After his visit to EFTI, the American photographer Todd Hido gave us an interview before holding a workshop during the Masters in Contemporary Photography and Personal Projects.
Currently based in San Francisco but born in Ohio, his first assignment was to photograph American houses in residential neighbourhoods. ‘Homes at night’ are occupied homes, portrayed at night and cloistered in mystery due to the muggy haze that incites the act of voyeurism. They are long exposures. The fruition often comes during night car rides in which he leaves without a preconceived idea to capture an invasive and urban photograph that is loaded with the sensation of loneliness and no scape.
Perhaps the logical place to start, would be to get in to those spaces like hotel rooms or childhood spaces, and the next step, joying up characters.
Those spaces are part of his series ‘Interiors’, which relates to what the walls want to make us see. The walls are devoid of all kind of ornamentation and they only show what the author wants us to see or modifications with an objective of installing in us the emptiness, the melancholy and the loneliness that always appears in his work.
His portraits reflect the individuality of social behaviour without an apparent future. With women, that reflects nudity as both psychological and physical between four walls of neutral colours, which emphasise a defeated emotion and a non evident tension.
Todd Hido is probably one of the most recognized photographers of the present day. His work is in museums and institutions all around the world, such as the museums of Berkley, Cleveland, Chicago, Los Ángeles, Boston, George Eastman House, the Guggenheim of New York and a lengthy, etc. He has been awarded by the Fleishhacker Foundation and the Wallace Alex Gerbode Foundation.

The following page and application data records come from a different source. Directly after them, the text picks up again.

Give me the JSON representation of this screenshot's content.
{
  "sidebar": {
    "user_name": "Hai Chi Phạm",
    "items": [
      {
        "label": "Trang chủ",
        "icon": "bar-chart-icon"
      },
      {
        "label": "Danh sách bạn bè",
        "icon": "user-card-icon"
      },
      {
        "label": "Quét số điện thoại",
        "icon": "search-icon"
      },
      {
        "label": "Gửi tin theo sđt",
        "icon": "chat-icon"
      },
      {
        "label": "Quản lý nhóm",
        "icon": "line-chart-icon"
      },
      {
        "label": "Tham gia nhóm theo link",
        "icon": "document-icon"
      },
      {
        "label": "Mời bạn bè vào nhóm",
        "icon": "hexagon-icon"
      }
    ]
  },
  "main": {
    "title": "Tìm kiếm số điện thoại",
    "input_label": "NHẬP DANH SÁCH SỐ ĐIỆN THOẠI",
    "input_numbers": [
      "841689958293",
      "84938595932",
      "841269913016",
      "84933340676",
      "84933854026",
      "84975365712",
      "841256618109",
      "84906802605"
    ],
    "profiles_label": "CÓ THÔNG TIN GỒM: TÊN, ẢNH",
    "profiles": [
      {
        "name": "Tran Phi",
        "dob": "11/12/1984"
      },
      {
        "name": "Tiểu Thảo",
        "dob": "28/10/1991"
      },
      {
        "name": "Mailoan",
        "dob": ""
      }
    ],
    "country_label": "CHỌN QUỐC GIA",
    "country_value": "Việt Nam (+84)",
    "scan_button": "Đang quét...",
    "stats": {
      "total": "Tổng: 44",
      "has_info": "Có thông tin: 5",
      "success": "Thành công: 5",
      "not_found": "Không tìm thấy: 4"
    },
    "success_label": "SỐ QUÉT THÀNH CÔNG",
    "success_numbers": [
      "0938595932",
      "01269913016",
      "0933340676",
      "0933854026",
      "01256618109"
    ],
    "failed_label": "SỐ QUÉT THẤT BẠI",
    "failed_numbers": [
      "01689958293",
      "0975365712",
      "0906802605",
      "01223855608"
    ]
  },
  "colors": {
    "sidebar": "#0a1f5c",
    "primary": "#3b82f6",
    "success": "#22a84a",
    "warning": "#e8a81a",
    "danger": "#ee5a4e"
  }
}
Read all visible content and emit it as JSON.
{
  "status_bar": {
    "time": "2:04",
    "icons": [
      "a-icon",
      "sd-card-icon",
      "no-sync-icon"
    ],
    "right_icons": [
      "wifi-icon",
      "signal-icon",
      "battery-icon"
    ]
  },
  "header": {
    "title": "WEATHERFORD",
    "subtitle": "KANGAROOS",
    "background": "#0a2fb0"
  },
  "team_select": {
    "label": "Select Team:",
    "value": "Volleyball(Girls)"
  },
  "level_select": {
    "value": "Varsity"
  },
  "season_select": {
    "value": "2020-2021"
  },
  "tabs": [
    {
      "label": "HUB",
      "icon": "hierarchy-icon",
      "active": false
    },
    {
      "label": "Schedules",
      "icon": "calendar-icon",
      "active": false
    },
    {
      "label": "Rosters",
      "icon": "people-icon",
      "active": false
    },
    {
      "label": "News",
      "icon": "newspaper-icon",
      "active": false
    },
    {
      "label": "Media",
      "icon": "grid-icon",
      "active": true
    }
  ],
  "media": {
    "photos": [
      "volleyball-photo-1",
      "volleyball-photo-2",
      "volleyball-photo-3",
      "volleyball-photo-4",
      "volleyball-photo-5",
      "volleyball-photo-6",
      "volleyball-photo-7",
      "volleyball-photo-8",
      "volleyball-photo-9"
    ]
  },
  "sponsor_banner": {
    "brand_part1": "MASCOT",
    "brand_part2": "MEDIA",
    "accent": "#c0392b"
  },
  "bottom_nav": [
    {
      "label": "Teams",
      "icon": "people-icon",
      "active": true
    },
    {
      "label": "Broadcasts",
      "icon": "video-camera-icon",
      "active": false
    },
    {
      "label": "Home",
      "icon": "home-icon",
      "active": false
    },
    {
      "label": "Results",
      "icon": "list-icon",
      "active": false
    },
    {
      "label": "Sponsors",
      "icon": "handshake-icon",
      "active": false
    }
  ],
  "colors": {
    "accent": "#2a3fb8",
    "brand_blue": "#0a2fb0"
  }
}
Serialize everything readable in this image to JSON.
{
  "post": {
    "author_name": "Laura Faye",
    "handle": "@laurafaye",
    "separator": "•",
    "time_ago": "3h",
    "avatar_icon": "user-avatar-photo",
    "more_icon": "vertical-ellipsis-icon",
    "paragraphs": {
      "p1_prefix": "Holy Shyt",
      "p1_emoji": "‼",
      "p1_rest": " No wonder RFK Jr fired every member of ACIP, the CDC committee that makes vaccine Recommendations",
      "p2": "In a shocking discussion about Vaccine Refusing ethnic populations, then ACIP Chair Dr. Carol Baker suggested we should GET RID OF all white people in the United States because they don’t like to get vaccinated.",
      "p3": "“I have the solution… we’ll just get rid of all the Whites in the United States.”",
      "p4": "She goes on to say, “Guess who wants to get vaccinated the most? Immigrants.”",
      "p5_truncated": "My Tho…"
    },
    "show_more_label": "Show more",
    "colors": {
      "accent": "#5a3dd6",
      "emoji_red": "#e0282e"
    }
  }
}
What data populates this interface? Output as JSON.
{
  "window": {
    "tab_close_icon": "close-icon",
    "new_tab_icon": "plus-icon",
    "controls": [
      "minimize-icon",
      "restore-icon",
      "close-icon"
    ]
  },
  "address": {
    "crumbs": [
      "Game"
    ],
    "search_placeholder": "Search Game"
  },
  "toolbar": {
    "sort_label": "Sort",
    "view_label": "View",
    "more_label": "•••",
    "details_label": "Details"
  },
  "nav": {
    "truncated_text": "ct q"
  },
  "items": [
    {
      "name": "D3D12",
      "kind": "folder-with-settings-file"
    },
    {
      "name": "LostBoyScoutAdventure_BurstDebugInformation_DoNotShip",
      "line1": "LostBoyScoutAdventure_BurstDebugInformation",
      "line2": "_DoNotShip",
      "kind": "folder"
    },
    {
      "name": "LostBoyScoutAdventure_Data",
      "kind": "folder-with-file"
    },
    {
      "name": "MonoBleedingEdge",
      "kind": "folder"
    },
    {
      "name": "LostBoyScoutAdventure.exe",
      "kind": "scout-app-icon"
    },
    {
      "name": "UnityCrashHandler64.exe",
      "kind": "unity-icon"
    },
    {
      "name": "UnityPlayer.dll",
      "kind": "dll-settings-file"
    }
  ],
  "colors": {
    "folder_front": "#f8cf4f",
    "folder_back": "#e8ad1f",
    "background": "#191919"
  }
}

He has also relieved the Barclay Simpson Award and the best monographic of 2001 award. In his curriculum, he has over 30 solo exhibitions across the United States and part of Europe.